To see if your health concern may qualify for a surgery that’s on the MBS, you’d first need to visit your GP, who would refer you to the appropriate surgeon for a consult.
Is plastic surgery covered by private health insurance?
In addition to potential Medicare cover, your private health insurance may also subsidise part of your treatment, depending on your policy.
Just keep in mind that private health insurers are not required to subsidise elective operations that aren’t medically necessary. Therefore, it’s important to check the terms and conditions of your policy before committing.
How much you’re able to claim will also depend on your specific health fund and whether any waiting periods apply.
FAQs: Private Health Insurance Extras
How do I find a good cosmetic surgeon?
Given the expense, risk and invasive nature of cosmetic surgery, Dr Tansley recommends patients seek surgeons who are qualified and have training in the surgical area you’re seeking.
He also specifies that plastic surgeons are not automatically trained in cosmetic surgery, meaning “it’s very important” patients choose a surgeon who is “specifically trained in cosmetic surgery”.

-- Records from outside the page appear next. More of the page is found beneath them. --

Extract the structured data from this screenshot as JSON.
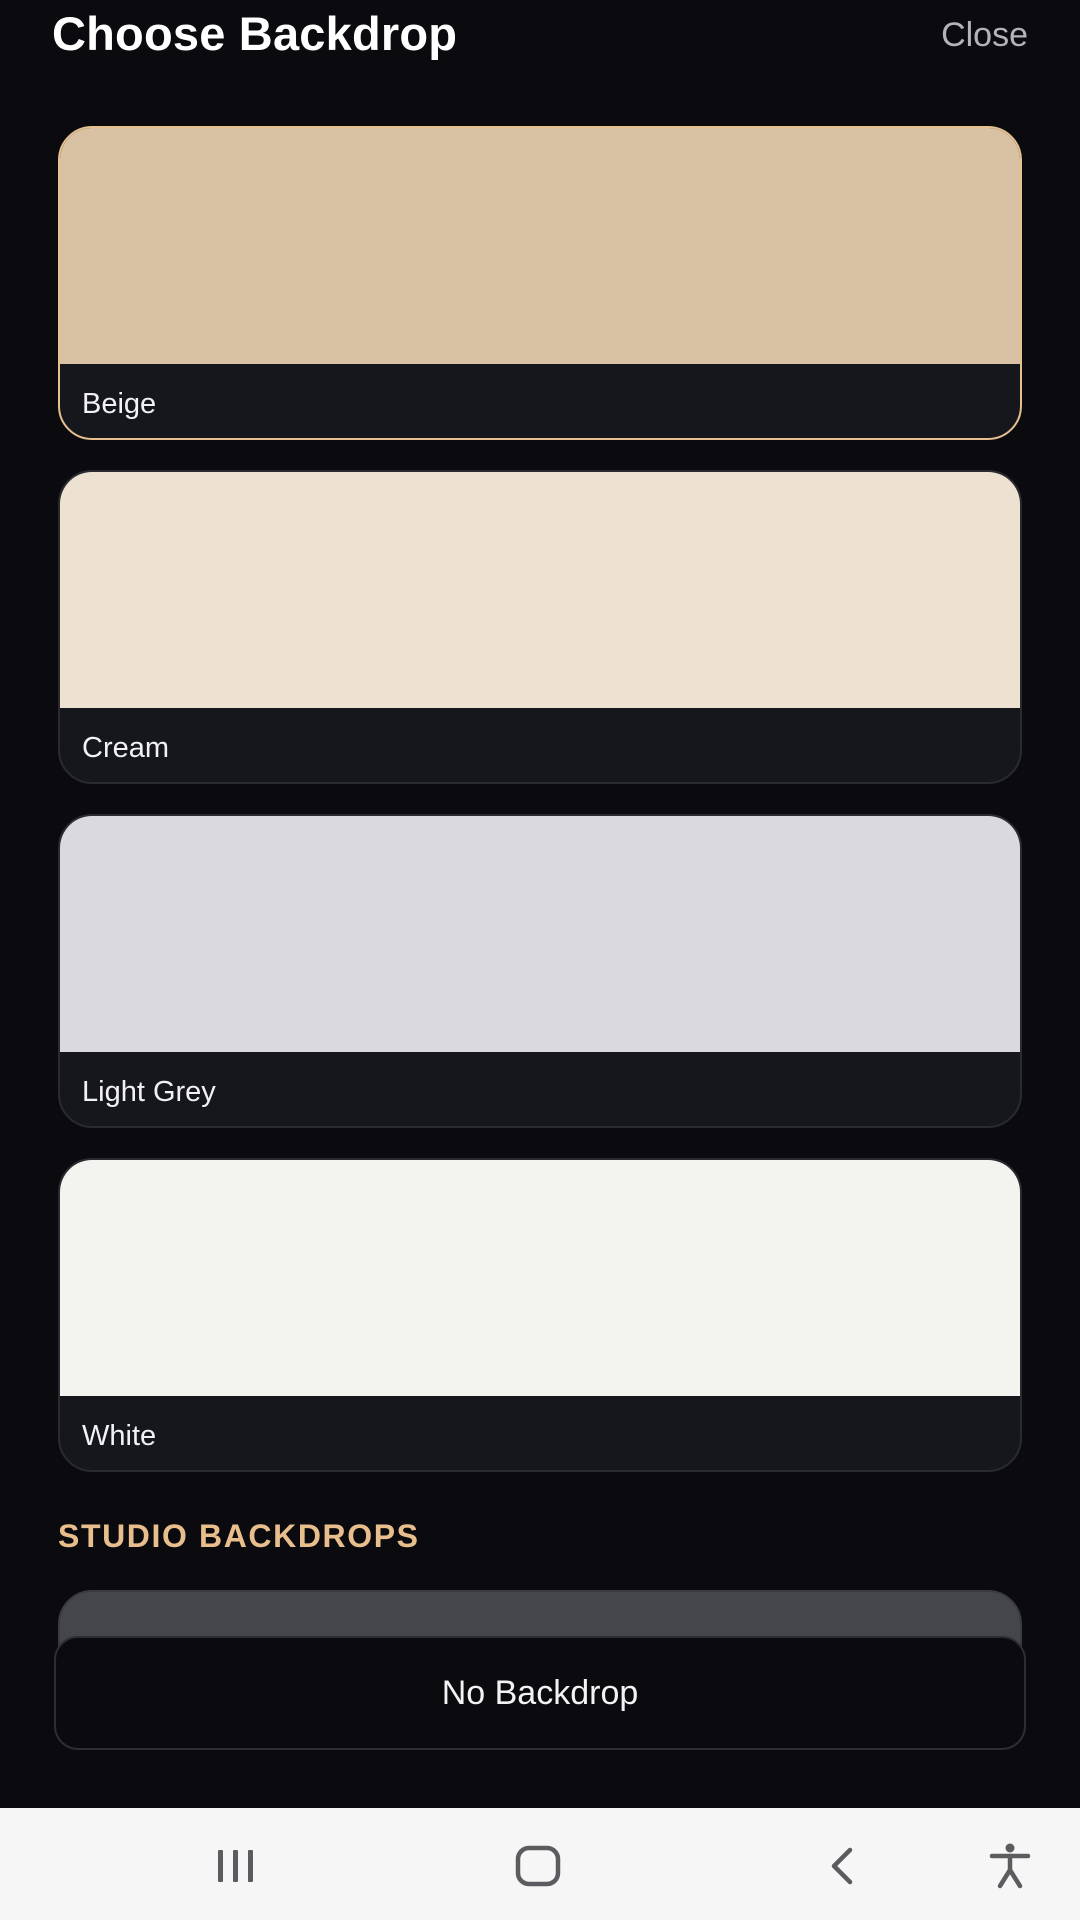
{
  "header": {
    "title": "Choose Backdrop",
    "close_label": "Close"
  },
  "backdrops": [
    {
      "label": "Beige",
      "color": "#d9c2a3",
      "selected": true
    },
    {
      "label": "Cream",
      "color": "#ede2d2",
      "selected": false
    },
    {
      "label": "Light Grey",
      "color": "#d9d9de",
      "selected": false
    },
    {
      "label": "White",
      "color": "#f3f3f0",
      "selected": false
    }
  ],
  "section": {
    "title": "STUDIO BACKDROPS"
  },
  "footer": {
    "no_backdrop_label": "No Backdrop"
  },
  "colors": {
    "accent": "#e6c08e",
    "background": "#0b0b0f",
    "card": "#16171d"
  },
  "navbar": {
    "icons": [
      "recent-apps-icon",
      "home-icon",
      "back-icon",
      "accessibility-icon"
    ]
  }
}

Dr Tansley also recommends patients ask their surgeon the following questions as well:
1. How many of the specific surgical procedure have they done? While there isn’t a “specific number,” they should be able to demonstrate they’re trained and experienced in the procedure and “give some confidence to a patient”.
2. Can the surgeon show before and after images? Similarly, can you find patient reviews with positive experiences?
3. Ask questions to find out the nature of a surgeon’s practice. This includes whether they work in an accredited hospital, do they have an accredited anaesthetist, what are the qualifications of the staff they work with (like trained nurse assistants).
Dr Tansley says these questions will help gauge a surgeon’s experience and consider what might happen if complications arise.
“It’s very important to for a patient to appreciate that before they go forward for cosmetic surgery,” he said.
How long do I have to wait before I can claim on plastic surgery?
This depends on your individual policy and the procedure you’re looking to claim on.
According to the Commonwealth Ombudsman, customers looking to upgrade their policy to include plastic and reconstructive procedures also face waiting periods. It states that if the treatment your require applies to a pre-existing condition, or for maternity services (obstetrics), you will have to wait for 12 months before you’re entitled to these services.
This content was originally published here.